Former White House communications director Anthony Scaramucci said President Donald Trump’s remarks that the United States is “locked and loaded” in response to an attack on Saudi Arabian oil fields are a “predictable level of irrationality from him.”
In an interview on CNN’s “New Day” Monday, Scaramucci said Trump’s words are an “irony” and will have “less and less of an impact.”
“You would want somebody in that position that had way more temperance, you would want somebody in that position who understood as the guardian of democracy and as a beacon of hope for people,” Scaramucci, a former Trump administration employee and public supporter turned critic, said. “Our grandfathers through 75 years of good policy enabled the United States as the largest military in the world. And so talking like that from that position in many ways is anti-American.”

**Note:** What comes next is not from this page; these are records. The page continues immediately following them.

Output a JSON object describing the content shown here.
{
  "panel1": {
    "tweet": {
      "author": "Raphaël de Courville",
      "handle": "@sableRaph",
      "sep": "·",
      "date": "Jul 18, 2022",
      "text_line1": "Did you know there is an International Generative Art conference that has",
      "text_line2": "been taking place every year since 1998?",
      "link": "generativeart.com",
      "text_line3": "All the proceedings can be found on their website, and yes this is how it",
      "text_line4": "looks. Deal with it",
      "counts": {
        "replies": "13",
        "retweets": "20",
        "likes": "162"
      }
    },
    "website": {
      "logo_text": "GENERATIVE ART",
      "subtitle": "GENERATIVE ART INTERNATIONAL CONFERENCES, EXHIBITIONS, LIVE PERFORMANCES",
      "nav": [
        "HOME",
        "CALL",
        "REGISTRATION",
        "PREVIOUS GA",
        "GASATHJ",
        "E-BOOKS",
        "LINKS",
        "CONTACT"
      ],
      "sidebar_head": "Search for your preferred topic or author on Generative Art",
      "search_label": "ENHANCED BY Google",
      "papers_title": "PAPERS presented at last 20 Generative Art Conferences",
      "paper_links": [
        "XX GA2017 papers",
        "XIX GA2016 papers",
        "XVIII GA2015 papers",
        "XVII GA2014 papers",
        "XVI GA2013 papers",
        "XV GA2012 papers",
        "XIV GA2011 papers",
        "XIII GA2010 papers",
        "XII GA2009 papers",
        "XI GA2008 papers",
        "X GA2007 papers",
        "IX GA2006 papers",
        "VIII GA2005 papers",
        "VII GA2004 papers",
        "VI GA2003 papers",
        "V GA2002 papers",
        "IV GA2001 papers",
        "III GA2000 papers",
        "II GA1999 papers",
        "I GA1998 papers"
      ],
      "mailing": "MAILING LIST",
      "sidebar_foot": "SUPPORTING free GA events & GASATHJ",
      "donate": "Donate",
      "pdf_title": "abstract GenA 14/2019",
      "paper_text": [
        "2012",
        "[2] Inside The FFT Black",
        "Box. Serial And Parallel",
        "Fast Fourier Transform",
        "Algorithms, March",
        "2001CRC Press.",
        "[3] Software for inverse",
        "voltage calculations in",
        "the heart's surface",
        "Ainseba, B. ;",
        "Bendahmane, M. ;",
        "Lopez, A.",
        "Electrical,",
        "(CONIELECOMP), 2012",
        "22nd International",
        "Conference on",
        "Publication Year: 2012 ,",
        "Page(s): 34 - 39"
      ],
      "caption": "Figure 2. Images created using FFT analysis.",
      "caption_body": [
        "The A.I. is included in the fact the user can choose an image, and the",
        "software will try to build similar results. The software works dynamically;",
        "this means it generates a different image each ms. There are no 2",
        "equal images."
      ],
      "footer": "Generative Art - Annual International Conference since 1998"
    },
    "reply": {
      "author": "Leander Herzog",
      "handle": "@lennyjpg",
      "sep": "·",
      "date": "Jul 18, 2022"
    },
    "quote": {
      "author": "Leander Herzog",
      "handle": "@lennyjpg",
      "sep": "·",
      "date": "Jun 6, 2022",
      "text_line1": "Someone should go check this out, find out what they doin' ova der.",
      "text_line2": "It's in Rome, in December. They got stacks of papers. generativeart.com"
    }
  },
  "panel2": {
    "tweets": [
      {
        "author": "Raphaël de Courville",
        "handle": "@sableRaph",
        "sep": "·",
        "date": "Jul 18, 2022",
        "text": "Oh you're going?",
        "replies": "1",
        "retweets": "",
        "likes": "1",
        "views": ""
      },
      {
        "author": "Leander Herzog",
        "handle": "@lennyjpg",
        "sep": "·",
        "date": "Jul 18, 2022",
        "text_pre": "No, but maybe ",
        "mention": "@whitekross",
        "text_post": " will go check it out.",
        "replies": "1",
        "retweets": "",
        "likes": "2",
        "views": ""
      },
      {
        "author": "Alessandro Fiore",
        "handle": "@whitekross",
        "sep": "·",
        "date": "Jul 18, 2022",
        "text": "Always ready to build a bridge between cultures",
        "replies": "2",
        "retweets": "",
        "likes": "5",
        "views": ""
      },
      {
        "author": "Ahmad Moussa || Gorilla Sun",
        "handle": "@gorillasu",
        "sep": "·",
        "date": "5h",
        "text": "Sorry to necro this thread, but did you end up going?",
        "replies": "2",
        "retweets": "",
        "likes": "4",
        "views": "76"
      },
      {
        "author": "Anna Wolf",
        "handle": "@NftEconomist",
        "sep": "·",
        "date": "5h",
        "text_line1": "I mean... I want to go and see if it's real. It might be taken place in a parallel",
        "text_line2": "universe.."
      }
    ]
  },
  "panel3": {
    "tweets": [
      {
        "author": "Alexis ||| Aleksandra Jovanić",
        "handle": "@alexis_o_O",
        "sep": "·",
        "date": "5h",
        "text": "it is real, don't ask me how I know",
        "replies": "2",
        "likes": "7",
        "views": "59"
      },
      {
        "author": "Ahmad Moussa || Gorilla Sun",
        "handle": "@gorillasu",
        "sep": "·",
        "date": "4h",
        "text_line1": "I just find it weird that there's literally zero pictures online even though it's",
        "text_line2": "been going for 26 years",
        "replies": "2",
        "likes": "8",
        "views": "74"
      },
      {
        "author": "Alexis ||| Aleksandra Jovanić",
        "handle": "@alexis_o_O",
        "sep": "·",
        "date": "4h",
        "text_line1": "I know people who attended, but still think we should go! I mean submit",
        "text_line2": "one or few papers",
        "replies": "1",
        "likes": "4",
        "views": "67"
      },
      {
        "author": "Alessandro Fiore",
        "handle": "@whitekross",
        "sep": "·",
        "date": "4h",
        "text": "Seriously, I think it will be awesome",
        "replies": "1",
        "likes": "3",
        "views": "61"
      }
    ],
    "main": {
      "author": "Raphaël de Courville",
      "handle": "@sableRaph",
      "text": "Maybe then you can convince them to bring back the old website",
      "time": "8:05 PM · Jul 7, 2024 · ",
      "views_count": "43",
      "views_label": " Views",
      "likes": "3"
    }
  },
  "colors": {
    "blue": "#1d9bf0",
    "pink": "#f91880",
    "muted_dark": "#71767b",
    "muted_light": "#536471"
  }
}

On Saturday, coordinated strikes on Saudi Arabian oil facilities disrupted 5% of the daily global oil supply. Trump tweeted on Sunday that the US has “reason to believe that we know” who is responsible for the attack and the country is “locked and loaded depending on verification” following the strike.
“Saudi Arabia oil supply was attacked. There is reason to believe that we know the culprit, are locked and loaded depending on verification, but are waiting to hear from the Kingdom as to who they believe was the cause of this attack, and under what terms we would proceed!” Trump wrote.
Trump’s tweet, which appeared to raise the specter of a US military response, served to ratchet up tensions in a region already on edge, though the vice president’s chief of staff Marc Short told reporters Monday morning that the President’s claim the US is “locked and loaded” may not refer to military action.
Scaramucci said on Monday that while the attacks on the oil fields are a “serious situation,” he thinks the impact it will have on the economy will be “slight.”
“I think 5% of the oil, it’s a lot but I do think the President is making a smart decision to release strategic petroleum reserves if necessary. My guess is it won’t be necessary. It’s just a notion that that’s going to happen will calm down the oil markets. I think what’s more concerning is why those areas, why those refineries are not more protected. You have to be worried about that because it’ll be future attacks.”
Paul LeBlanc, Kylie Atwood, Jeremy Diamond and Sarah Westwood contributed to this report.